▸ Action item:
Check each line of the material below for "gold" and copy those where it appears.

▸ Dataset excerpts:
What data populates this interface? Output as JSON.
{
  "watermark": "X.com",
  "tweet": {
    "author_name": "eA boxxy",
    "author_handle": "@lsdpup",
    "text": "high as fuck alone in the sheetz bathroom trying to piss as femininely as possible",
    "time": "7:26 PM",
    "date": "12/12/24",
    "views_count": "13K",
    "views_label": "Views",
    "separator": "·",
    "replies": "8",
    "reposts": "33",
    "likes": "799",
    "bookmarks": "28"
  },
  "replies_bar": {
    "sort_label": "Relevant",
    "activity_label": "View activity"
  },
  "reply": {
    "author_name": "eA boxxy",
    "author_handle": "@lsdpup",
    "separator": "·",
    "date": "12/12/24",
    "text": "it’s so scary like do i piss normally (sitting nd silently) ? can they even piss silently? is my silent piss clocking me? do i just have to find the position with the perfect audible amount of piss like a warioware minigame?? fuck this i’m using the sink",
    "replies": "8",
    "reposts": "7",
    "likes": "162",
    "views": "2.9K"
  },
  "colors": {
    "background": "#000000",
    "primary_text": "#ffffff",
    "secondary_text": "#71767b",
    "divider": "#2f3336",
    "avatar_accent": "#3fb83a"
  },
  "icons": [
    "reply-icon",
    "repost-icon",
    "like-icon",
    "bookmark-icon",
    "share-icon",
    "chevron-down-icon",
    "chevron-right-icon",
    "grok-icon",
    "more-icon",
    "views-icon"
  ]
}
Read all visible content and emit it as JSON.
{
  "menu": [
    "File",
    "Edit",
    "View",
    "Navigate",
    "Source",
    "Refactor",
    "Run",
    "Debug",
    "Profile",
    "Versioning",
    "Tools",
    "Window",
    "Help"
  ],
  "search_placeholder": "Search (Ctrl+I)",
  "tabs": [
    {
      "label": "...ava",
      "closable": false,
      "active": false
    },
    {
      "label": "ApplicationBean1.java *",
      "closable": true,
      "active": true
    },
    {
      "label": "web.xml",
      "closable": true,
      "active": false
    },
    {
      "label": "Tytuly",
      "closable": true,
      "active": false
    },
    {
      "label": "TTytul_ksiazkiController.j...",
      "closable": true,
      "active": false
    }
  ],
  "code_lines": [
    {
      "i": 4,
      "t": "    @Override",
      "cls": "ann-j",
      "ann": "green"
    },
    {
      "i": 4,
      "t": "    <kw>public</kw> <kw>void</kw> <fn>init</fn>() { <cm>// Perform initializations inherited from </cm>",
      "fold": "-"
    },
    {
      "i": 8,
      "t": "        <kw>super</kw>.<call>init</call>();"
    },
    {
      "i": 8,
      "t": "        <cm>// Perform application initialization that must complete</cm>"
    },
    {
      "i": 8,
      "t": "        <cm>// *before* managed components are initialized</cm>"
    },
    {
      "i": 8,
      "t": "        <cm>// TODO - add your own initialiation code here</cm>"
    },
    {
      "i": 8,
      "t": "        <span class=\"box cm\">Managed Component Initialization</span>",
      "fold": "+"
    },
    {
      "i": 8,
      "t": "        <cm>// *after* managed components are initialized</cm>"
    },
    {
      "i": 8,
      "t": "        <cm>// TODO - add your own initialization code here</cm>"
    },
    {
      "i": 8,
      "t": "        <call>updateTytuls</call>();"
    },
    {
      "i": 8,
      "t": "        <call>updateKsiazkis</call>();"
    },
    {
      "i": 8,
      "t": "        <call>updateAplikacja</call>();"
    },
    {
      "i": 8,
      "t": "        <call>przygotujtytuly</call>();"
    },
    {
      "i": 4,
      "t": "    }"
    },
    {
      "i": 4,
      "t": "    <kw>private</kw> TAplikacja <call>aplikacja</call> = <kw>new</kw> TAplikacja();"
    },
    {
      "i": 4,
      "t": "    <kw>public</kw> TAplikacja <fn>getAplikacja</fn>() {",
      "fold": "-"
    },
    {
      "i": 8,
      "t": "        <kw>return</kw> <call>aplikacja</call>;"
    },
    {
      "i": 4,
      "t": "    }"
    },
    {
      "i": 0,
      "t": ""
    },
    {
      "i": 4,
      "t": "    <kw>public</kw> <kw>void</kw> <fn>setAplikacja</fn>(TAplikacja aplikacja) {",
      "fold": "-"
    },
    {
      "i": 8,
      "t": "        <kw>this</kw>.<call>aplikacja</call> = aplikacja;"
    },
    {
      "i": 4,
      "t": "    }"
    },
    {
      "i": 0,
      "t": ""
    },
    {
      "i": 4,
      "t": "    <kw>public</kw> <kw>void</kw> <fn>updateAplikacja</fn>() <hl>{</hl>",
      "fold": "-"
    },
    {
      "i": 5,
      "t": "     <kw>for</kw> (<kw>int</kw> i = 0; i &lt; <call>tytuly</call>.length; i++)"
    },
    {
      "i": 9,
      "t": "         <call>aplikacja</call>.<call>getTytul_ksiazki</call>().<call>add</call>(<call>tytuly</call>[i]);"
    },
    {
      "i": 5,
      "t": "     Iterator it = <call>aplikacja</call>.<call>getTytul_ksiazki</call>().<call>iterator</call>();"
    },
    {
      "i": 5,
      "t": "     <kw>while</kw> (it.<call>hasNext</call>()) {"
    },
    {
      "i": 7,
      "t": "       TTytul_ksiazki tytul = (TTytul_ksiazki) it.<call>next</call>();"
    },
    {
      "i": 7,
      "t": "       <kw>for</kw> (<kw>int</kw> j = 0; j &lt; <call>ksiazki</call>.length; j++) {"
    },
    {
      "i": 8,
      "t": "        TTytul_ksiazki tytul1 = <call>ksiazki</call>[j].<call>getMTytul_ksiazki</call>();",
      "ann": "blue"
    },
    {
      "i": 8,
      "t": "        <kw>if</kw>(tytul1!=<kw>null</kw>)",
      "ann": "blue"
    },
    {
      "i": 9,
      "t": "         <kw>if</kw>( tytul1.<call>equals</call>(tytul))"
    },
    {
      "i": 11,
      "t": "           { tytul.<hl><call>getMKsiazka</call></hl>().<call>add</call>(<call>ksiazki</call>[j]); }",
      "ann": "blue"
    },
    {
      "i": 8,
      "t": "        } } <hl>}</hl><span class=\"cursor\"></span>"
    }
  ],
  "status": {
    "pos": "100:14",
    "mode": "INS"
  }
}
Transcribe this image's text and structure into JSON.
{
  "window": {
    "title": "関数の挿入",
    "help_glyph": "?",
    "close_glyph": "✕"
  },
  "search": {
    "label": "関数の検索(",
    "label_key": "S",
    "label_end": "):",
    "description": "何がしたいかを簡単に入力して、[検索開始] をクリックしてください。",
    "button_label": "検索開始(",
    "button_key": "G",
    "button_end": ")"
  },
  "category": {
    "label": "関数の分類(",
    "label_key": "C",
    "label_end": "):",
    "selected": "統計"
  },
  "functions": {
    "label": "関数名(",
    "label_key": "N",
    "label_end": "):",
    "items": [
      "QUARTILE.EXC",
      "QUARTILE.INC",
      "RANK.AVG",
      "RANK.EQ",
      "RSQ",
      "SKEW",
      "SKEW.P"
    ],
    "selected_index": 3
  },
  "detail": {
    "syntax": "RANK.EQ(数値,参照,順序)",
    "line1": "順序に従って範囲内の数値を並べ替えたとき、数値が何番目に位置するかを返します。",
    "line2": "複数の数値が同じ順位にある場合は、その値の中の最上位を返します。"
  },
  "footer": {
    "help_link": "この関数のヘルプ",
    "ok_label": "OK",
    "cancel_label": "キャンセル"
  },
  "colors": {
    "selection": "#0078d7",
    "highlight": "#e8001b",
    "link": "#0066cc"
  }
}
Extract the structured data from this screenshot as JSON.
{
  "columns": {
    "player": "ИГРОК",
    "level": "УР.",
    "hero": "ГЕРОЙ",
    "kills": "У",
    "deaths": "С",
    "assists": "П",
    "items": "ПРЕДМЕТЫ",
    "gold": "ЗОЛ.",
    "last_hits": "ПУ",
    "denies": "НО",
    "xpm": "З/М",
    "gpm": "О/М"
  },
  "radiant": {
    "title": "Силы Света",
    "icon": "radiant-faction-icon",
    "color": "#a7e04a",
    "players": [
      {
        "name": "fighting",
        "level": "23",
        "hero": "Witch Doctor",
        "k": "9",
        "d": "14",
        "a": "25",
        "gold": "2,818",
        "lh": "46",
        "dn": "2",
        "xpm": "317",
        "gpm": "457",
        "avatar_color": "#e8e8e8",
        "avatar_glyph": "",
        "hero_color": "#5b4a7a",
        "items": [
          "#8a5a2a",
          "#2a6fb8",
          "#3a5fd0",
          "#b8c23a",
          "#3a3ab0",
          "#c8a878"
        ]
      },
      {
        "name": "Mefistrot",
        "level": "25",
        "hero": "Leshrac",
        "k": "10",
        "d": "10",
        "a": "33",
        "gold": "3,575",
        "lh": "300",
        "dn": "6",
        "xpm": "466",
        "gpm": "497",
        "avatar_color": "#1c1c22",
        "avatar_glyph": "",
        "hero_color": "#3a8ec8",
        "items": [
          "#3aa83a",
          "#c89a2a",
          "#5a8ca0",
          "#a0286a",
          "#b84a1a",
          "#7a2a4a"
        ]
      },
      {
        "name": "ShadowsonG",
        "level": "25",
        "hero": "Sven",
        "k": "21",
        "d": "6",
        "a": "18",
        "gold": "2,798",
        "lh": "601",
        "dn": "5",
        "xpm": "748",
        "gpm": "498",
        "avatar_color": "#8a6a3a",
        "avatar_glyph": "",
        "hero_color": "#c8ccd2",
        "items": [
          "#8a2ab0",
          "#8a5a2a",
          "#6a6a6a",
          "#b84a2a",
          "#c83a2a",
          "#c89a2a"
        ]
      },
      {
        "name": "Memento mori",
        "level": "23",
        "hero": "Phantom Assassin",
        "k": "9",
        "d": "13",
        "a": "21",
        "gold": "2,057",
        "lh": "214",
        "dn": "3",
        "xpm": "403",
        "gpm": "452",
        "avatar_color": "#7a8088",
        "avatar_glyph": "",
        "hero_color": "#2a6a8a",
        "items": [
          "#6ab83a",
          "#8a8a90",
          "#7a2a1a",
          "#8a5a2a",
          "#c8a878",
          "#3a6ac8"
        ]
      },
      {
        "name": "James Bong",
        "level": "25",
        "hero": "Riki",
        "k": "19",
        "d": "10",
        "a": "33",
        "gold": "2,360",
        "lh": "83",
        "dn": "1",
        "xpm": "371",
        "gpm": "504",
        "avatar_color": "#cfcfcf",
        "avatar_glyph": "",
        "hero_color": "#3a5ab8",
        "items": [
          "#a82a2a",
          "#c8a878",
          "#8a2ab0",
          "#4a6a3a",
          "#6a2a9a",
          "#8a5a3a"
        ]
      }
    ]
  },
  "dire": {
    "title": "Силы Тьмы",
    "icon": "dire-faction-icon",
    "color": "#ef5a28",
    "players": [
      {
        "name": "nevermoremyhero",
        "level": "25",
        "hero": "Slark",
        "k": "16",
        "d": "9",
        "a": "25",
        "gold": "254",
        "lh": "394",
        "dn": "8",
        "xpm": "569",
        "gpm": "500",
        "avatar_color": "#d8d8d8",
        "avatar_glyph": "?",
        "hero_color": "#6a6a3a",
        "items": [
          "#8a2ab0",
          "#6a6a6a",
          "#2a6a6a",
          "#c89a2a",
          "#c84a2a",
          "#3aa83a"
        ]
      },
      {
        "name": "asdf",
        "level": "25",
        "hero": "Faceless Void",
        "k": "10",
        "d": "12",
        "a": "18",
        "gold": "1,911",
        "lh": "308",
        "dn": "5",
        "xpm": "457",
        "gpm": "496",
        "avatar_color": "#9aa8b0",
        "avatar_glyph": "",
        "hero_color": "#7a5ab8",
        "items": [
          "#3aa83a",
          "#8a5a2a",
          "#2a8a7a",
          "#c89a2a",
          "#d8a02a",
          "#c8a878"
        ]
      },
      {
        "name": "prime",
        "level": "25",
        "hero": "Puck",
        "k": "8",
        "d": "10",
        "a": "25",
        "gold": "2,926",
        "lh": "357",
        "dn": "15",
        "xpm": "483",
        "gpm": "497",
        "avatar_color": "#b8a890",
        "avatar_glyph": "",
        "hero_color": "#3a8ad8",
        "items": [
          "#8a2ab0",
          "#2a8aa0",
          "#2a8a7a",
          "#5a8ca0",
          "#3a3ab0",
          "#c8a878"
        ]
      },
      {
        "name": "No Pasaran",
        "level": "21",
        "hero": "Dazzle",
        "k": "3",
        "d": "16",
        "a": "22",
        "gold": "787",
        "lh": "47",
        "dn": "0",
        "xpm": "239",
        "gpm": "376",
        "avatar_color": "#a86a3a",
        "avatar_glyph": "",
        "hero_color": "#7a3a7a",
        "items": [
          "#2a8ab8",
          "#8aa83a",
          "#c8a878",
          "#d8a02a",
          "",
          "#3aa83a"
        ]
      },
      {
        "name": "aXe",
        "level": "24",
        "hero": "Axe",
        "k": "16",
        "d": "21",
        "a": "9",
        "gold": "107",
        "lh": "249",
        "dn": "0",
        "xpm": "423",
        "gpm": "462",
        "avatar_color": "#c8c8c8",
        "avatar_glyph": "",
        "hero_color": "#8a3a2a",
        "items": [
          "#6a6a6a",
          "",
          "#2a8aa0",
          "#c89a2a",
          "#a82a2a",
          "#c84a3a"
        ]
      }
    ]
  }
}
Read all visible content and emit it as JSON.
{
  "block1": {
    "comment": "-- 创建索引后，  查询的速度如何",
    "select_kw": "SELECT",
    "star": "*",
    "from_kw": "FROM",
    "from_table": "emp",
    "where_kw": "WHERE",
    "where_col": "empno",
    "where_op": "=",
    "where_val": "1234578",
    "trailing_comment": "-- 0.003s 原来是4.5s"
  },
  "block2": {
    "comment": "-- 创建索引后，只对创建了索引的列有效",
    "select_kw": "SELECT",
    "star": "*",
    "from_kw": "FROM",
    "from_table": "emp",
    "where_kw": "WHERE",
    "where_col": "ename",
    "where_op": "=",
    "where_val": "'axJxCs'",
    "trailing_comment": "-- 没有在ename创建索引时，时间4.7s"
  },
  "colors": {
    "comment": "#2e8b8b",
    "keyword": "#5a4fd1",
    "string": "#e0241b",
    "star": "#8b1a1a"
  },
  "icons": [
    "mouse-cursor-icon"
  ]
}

▸ Your response:
    "gold": "ЗОЛ.",
        "gold": "2,818",
        "gold": "3,575",
        "gold": "2,798",
        "gold": "2,057",
        "gold": "2,360",
        "gold": "254",
        "gold": "1,911",
        "gold": "2,926",
        "gold": "787",
        "gold": "107",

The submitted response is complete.